We started off on Saturday afternoon. It was Andrew, Arnaud, and myself, the rest of the trappers would be in and out throughout the week. The sun was high as we motored our way across the sand to the trap site.
We wandered the dunes looking for good high spots and good background cover to hide the nets.
The area was desolate and high. Grape vines and sea grass covered the dunes and would act as a good backdrop. There were literally dozens of acceptable sites but we decided on two spots where we could set up the nets. You could see all the way across this spit of land, ocean to sound. It should be a good funnel for the birds.
Unfortunately, the weather would be working against us for the next couple of days. The wind was from the South, or the West, and migrating birds were few.
Our spot was good, the equipment all worked well, but we would be fighting the weather and that was one variable over which we had no control. I didn't have much hope until the wind changed. That wouldn't happen until later in the week.
As we chose the best spot, a peregrine cruised by, low and slow, close enough that we could hit it with a rock. We needed to hurry up.
We got set up and sat in the blinds watching the sky, pulling on the string that would make the bait flutter. Nothing.
We spent the rest of Saturday in the blind seeing nothing. Then with very little rest, we would come out before first light, and then stay until after dark. We didn't see many birds. We were becoming discouraged with the air heating up inside and Andrew's head lolling on his neck from lack of sleep.
At the end of the second day, the guys from Rocky Mount showed up.
We set up another blind, but no more nets. The day was quickly ending, and we were all discouraged.
We had seen a few merlins, and a peregrine had flown by without showing any interest. It seemed like this day was going to be another bust.
When a Peregrine took interest in one of the bait birds. She started circling Arnaud's net. We were communicating between blinds by cell phone, whispering urgently. The bird drifted back over my nets. I pulled the bait string urgently, then I got a call from Arnaud.
"It's over our blind!" I whispered urgently. " It's right here."
"No, It's in my hands."
"No, it's coming into the net right now."
"IT IS IN MY HAND!"
And there it was. The first legally trapped peregrine in 37 years had been caught and was cradled in the hands of her new partner, Andrew. His fingers shook as he and Arnaud extracted the bird from the net and jessed her up.
She was a tad on the thin side, but otherwise feather perfect.
I admit to that envy struck me hard. But with this bird, and Andrew's young Weimaraner,

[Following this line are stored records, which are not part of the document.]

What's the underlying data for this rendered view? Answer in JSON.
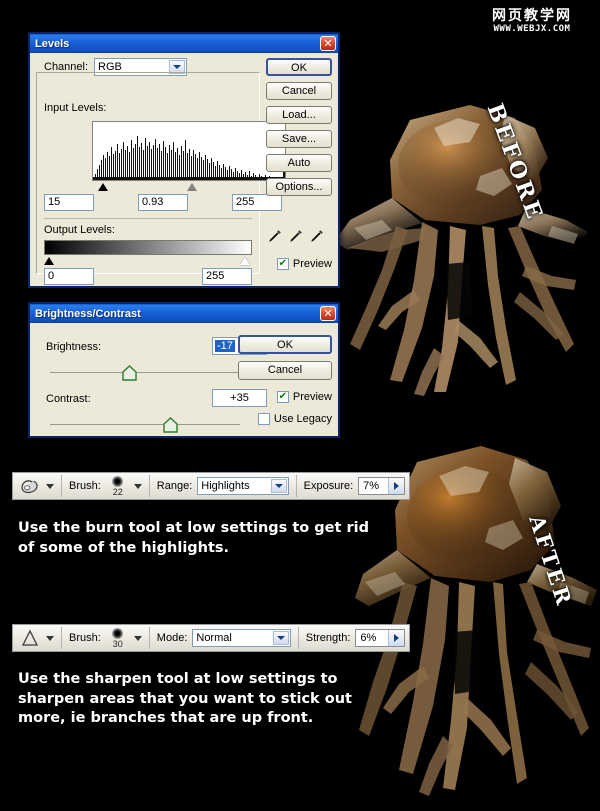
{
  "watermark": {
    "chinese": "网页教学网",
    "url": "WWW.WEBJX.COM"
  },
  "levels_dialog": {
    "title": "Levels",
    "close_label": "✕",
    "channel_label": "Channel:",
    "channel_value": "RGB",
    "input_levels_label": "Input Levels:",
    "input_black": "15",
    "input_gamma": "0.93",
    "input_white": "255",
    "output_levels_label": "Output Levels:",
    "output_black": "0",
    "output_white": "255",
    "buttons": [
      "OK",
      "Cancel",
      "Load...",
      "Save...",
      "Auto",
      "Options..."
    ],
    "preview_label": "Preview",
    "preview_checked": "✔",
    "eyedroppers": [
      "black-point-eyedropper",
      "gray-point-eyedropper",
      "white-point-eyedropper"
    ]
  },
  "brightness_contrast_dialog": {
    "title": "Brightness/Contrast",
    "close_label": "✕",
    "brightness_label": "Brightness:",
    "brightness_value": "-17",
    "contrast_label": "Contrast:",
    "contrast_value": "+35",
    "ok_label": "OK",
    "cancel_label": "Cancel",
    "preview_label": "Preview",
    "preview_checked": "✔",
    "use_legacy_label": "Use Legacy",
    "use_legacy_checked": ""
  },
  "burn_tool_bar": {
    "tool_icon": "burn-tool-icon",
    "brush_label": "Brush:",
    "brush_size": "22",
    "range_label": "Range:",
    "range_value": "Highlights",
    "exposure_label": "Exposure:",
    "exposure_value": "7%"
  },
  "sharpen_tool_bar": {
    "tool_icon": "sharpen-tool-icon",
    "brush_label": "Brush:",
    "brush_size": "30",
    "mode_label": "Mode:",
    "mode_value": "Normal",
    "strength_label": "Strength:",
    "strength_value": "6%"
  },
  "captions": {
    "burn": "Use the burn tool at low settings to get rid of some of the highlights.",
    "sharpen": "Use the sharpen tool at low settings to sharpen areas that you want to stick out more, ie branches that are up front."
  },
  "images": {
    "before_label": "BEFORE",
    "after_label": "AFTER"
  },
  "colors": {
    "title_bar_blue": "#0b55c4",
    "dialog_face": "#ece9d8",
    "dialog_border": "#0a246a",
    "close_red": "#d8442a",
    "background": "#000000",
    "caption_text": "#ffffff"
  }
}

and of course Tess and Gonzo, it should be an exciting season.
She really is a gorgeous bird.
Two more peregrines to go, and maybe a merlin for myself and Arnaud.
I won't be trapping for a few more days, but I'll keep you posted on the results.